What you will do: Check the records below line by line, and report how many lines include the string "name". No other words are needed.

╭─ The records

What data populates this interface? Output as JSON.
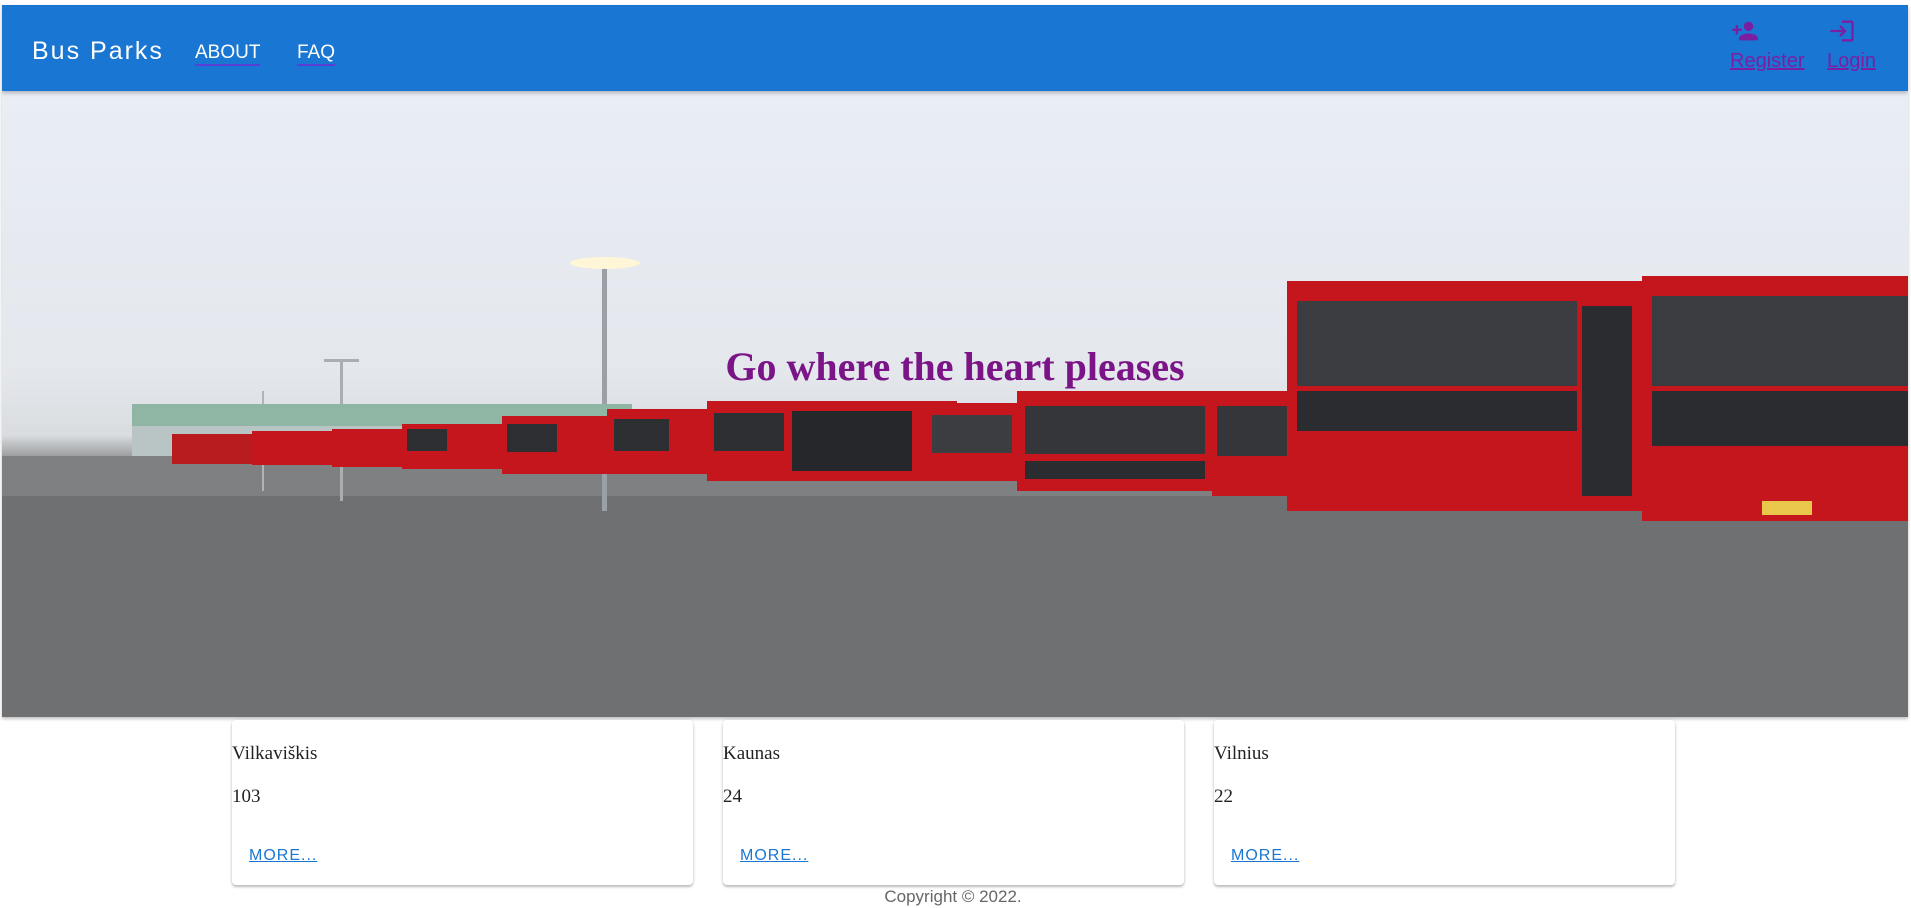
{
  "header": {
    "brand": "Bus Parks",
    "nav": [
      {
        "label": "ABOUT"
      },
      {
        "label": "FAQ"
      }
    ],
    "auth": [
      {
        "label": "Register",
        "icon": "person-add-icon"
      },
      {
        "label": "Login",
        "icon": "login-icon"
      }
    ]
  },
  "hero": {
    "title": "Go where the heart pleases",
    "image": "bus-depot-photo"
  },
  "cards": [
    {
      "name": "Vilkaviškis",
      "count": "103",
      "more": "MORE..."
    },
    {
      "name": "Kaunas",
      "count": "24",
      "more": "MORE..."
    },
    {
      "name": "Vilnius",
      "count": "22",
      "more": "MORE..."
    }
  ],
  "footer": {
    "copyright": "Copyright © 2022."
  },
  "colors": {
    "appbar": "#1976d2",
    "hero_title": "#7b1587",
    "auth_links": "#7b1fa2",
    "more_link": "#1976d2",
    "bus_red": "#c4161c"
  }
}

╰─

Task result: 3